- Delete old and useless files – just like de-cluttering your house, be ruthless to free up space on your hard drive.
- When you download a file from email or the Internet, it will go to a designated folder. There is a folder called Downloads, but we change our settings so that everything is saved to the Desktop. Whatever you choose, don’t leave downloads where they land – file them or delete them.
- Don’t keep any files on your desktop – apart from the ones you are using at that moment. You won’t be able to find anything and it slows down your computer.
- Most importantly, back up all your files. There are lots of different ways to do this – but we’ll get to that another day.
Our household now has more Apple devices than people and when that happens it’s easy to get your iLife in a tangle. Recently my iPad was inviting me to my husband’s meetings and over Christmas my son’s iPhone photos automatically uploaded onto the family computer. Granny was a bit upset.
The secret to controlling what you share is your Apple ID.
Unlike your computer, your iPhone or iPad can only have one owner and it knows who you are by an email address that you have registered with Apple, called your Apple ID.
When your device is online it can be set to constantly send your data (your emails for this address and your diary dates, contacts, photos, videos and browser bookmarks) to Apple, who store it on their server and forward it on to any other device registered with the same Apple ID. Apple call this your iCloud account.
Where it goes wrong is when someone is using a device registered to a different person’s Apple ID. The new user may have added their own email account, but the device will still upload photos and sync diaries with the registered Apple ID.
So, unless you want to share every detail of your life, everyone should have their own Apple ID.
At the risk of complicating things, it’s worth pointing out that the account you have with Apple for buying music, movies and apps – your iTunes Store account – is a different thing altogether. Often you will have registered the same email address (as your Apple ID), but the two are quite independent. So if you want to you can have a single iTunes account for all the family, allowing you to educate younger generations about real music and proper movies, without receiving Facetime requests from their friends.
How many pictures of Granny at Christmas do you really need? Or your dog doing something funny in the garden? The reality is we’ve all got too many photos and the prospect of sorting through them to work out which to keep and which to delete is so daunting that few of us bother.
We’ve recently discovered the PhotoSweeper application for Mac, which makes this seemingly huge task much easier and quicker.

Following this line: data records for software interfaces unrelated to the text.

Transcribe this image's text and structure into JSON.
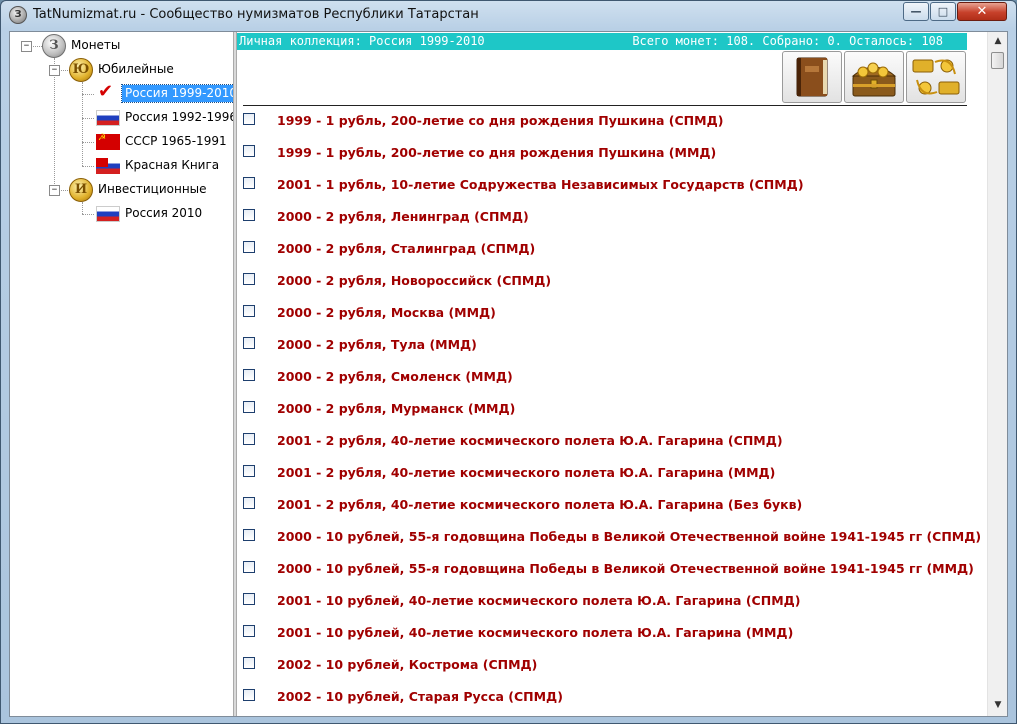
{
  "window": {
    "title": "TatNumizmat.ru - Сообщество нумизматов Республики Татарстан",
    "app_icon_glyph": "З",
    "controls": {
      "minimize": "—",
      "maximize": "□",
      "close": "✕"
    }
  },
  "tree": {
    "root": {
      "label": "Монеты",
      "icon": "silver-coin-icon",
      "glyph": "З"
    },
    "groups": [
      {
        "label": "Юбилейные",
        "icon": "gold-coin-icon",
        "glyph": "Ю"
      },
      {
        "label": "Инвестиционные",
        "icon": "gold-coin-icon",
        "glyph": "И"
      }
    ],
    "items": [
      {
        "label": "Россия 1999-2010",
        "icon": "checkmark-icon",
        "selected": true
      },
      {
        "label": "Россия 1992-1996",
        "icon": "russia-flag-icon"
      },
      {
        "label": "СССР 1965-1991",
        "icon": "ussr-flag-icon"
      },
      {
        "label": "Красная Книга",
        "icon": "red-book-flag-icon"
      },
      {
        "label": "Россия 2010",
        "icon": "russia-flag-icon"
      }
    ]
  },
  "header": {
    "left": "Личная коллекция: Россия 1999-2010",
    "right": "Всего монет: 108. Собрано: 0. Осталось: 108",
    "bg_color": "#1ec7c7"
  },
  "toolbar": [
    {
      "name": "album-button",
      "icon": "album-book-icon"
    },
    {
      "name": "treasure-chest-button",
      "icon": "treasure-chest-icon"
    },
    {
      "name": "exchange-button",
      "icon": "coin-exchange-icon"
    }
  ],
  "coins": [
    "1999 - 1 рубль, 200-летие со дня рождения Пушкина (СПМД)",
    "1999 - 1 рубль, 200-летие со дня рождения Пушкина (ММД)",
    "2001 - 1 рубль, 10-летие Содружества Независимых Государств (СПМД)",
    "2000 - 2 рубля, Ленинград (СПМД)",
    "2000 - 2 рубля, Сталинград (СПМД)",
    "2000 - 2 рубля, Новороссийск (СПМД)",
    "2000 - 2 рубля, Москва (ММД)",
    "2000 - 2 рубля, Тула (ММД)",
    "2000 - 2 рубля, Смоленск (ММД)",
    "2000 - 2 рубля, Мурманск (ММД)",
    "2001 - 2 рубля, 40-летие космического полета Ю.А. Гагарина (СПМД)",
    "2001 - 2 рубля, 40-летие космического полета Ю.А. Гагарина (ММД)",
    "2001 - 2 рубля, 40-летие космического полета Ю.А. Гагарина (Без букв)",
    "2000 - 10 рублей, 55-я годовщина Победы в Великой Отечественной войне 1941-1945 гг (СПМД)",
    "2000 - 10 рублей, 55-я годовщина Победы в Великой Отечественной войне 1941-1945 гг (ММД)",
    "2001 - 10 рублей, 40-летие космического полета Ю.А. Гагарина (СПМД)",
    "2001 - 10 рублей, 40-летие космического полета Ю.А. Гагарина (ММД)",
    "2002 - 10 рублей, Кострома (СПМД)",
    "2002 - 10 рублей, Старая Русса (СПМД)"
  ],
  "colors": {
    "coin_text": "#a00000",
    "selection": "#3399ff"
  },
  "scrollbar": {
    "up_glyph": "▲",
    "down_glyph": "▼"
  }
}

PhotoSweeper looks at your iPhoto, Aperture or Adobe Lightroom photo libraries to find either exact duplicate photos or ones that are similar. It has lots of different settings that allow you to choose how it selects the pictures, and how it decides which to keep – for example you can pick partial matching based on the time the photo was taken, or the composition of the pictures. Once you’ve chosen the settings, PhotoSweeper makes a comparison of all the shots you’ve imported, and identifies groups of identical or similar pictures.
You can ask it to mark the one in each group that it ‘thinks’ is the best one, and delete the rest. If you really can’t face deleting them altogether, you can save them to a different folder.

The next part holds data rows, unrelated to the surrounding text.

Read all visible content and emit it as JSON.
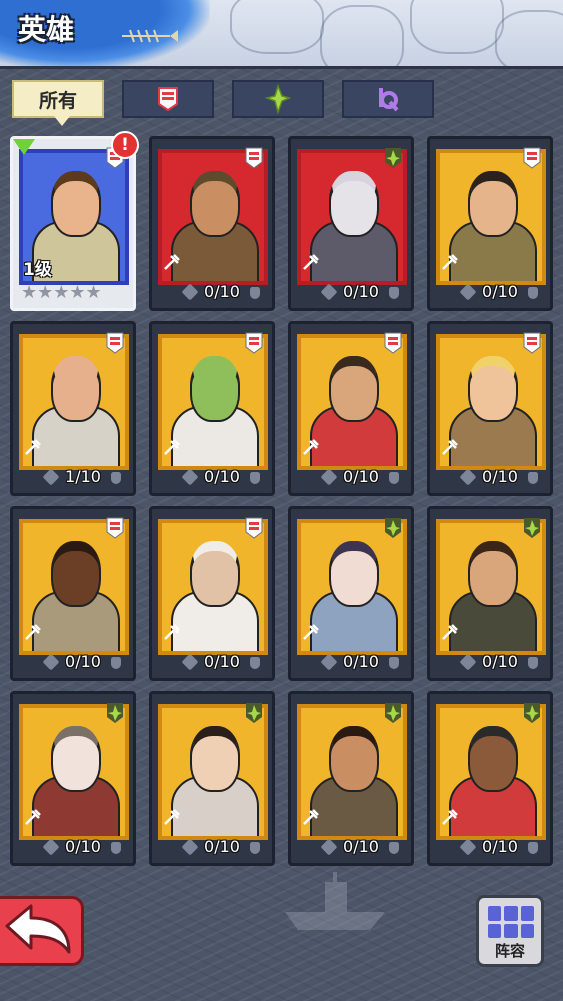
{
  "header": {
    "title": "英雄"
  },
  "tabs": [
    {
      "label": "所有",
      "active": true,
      "icon": ""
    },
    {
      "label": "",
      "active": false,
      "icon": "red-faction-icon",
      "color": "#e23a46"
    },
    {
      "label": "",
      "active": false,
      "icon": "green-faction-icon",
      "color": "#a6d84a"
    },
    {
      "label": "",
      "active": false,
      "icon": "purple-faction-icon",
      "color": "#b07be8"
    }
  ],
  "heroes": [
    {
      "shards": "",
      "level": "1级",
      "selected": true,
      "alert": "!",
      "frame": "blue",
      "faction": "red",
      "skin": "#e9b38c",
      "outfit": "#cfc59a",
      "hair": "#5b3a1e",
      "stars": "★★★★★"
    },
    {
      "shards": "0/10",
      "frame": "red",
      "faction": "red",
      "skin": "#c98f63",
      "outfit": "#7a5a38",
      "hair": "#5e4a2c"
    },
    {
      "shards": "0/10",
      "frame": "red",
      "faction": "green",
      "skin": "#e6e3e8",
      "outfit": "#5d5a6a",
      "hair": "#d9d3dd"
    },
    {
      "shards": "0/10",
      "frame": "yellow",
      "faction": "red",
      "skin": "#e6b48a",
      "outfit": "#8a7a4a",
      "hair": "#2a221c"
    },
    {
      "shards": "1/10",
      "frame": "yellow",
      "faction": "red",
      "skin": "#e7b08c",
      "outfit": "#d6d2c7",
      "hair": "#e7b08c"
    },
    {
      "shards": "0/10",
      "frame": "yellow",
      "faction": "red",
      "skin": "#8fbf5a",
      "outfit": "#ece8e4",
      "hair": "#8fbf5a"
    },
    {
      "shards": "0/10",
      "frame": "yellow",
      "faction": "red",
      "skin": "#d9a57a",
      "outfit": "#d23b3b",
      "hair": "#3a2a1e"
    },
    {
      "shards": "0/10",
      "frame": "yellow",
      "faction": "red",
      "skin": "#f0c49a",
      "outfit": "#9a7a4e",
      "hair": "#f1d16c"
    },
    {
      "shards": "0/10",
      "frame": "yellow",
      "faction": "red",
      "skin": "#6b3f26",
      "outfit": "#a89a7a",
      "hair": "#2a1a12"
    },
    {
      "shards": "0/10",
      "frame": "yellow",
      "faction": "red",
      "skin": "#e2c2a6",
      "outfit": "#f0ece8",
      "hair": "#f0ece8"
    },
    {
      "shards": "0/10",
      "frame": "yellow",
      "faction": "green",
      "skin": "#f0dcd2",
      "outfit": "#8ea3bf",
      "hair": "#3d3450"
    },
    {
      "shards": "0/10",
      "frame": "yellow",
      "faction": "green",
      "skin": "#d9a57a",
      "outfit": "#4a4a3a",
      "hair": "#3a2518"
    },
    {
      "shards": "0/10",
      "frame": "yellow",
      "faction": "green",
      "skin": "#f2e2dc",
      "outfit": "#8e3a32",
      "hair": "#7a7066"
    },
    {
      "shards": "0/10",
      "frame": "yellow",
      "faction": "green",
      "skin": "#f0d0b4",
      "outfit": "#d8d0c8",
      "hair": "#2a1f1a"
    },
    {
      "shards": "0/10",
      "frame": "yellow",
      "faction": "green",
      "skin": "#c98f63",
      "outfit": "#6a5a44",
      "hair": "#2a1a12"
    },
    {
      "shards": "0/10",
      "frame": "yellow",
      "faction": "green",
      "skin": "#8a5a3a",
      "outfit": "#d23b3b",
      "hair": "#2a2a2a"
    }
  ],
  "team_button": {
    "label": "阵容",
    "icon": "grid-icon"
  },
  "back_button": {
    "icon": "back-arrow-icon"
  },
  "colors": {
    "red_faction": "#e23a46",
    "green_faction": "#a6d84a",
    "purple_faction": "#b07be8"
  }
}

PhotoSweeper is great for times when you’ve taken loads of pictures of the family, in the hope that everyone will be smiling in at least one of them, or when you’ve imported photos from other computers and cameras and you’re not sure whether you already have them in your library.

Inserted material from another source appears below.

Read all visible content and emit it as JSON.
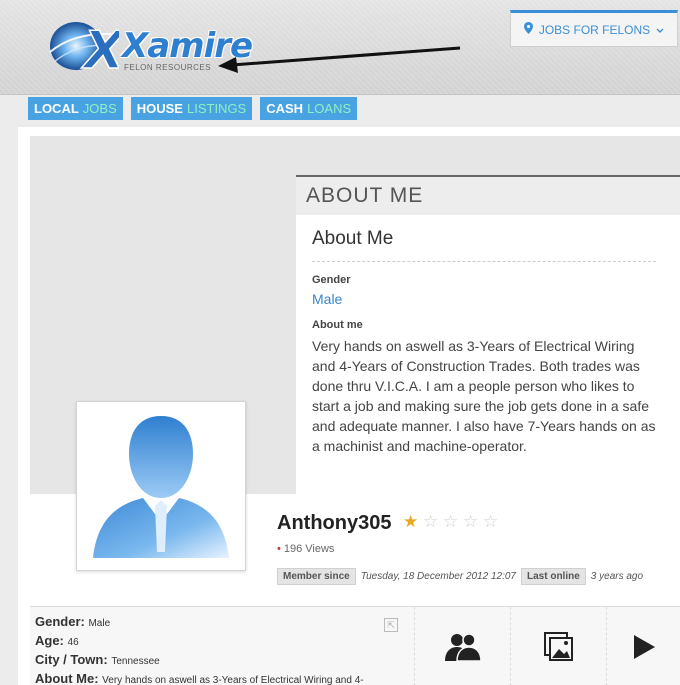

We spent a couple of hours last week using the app and got rid of almost 1500 photos from our library of 12,000 – saving around 3GB of space. That already makes it worth the £6.99 we paid for it.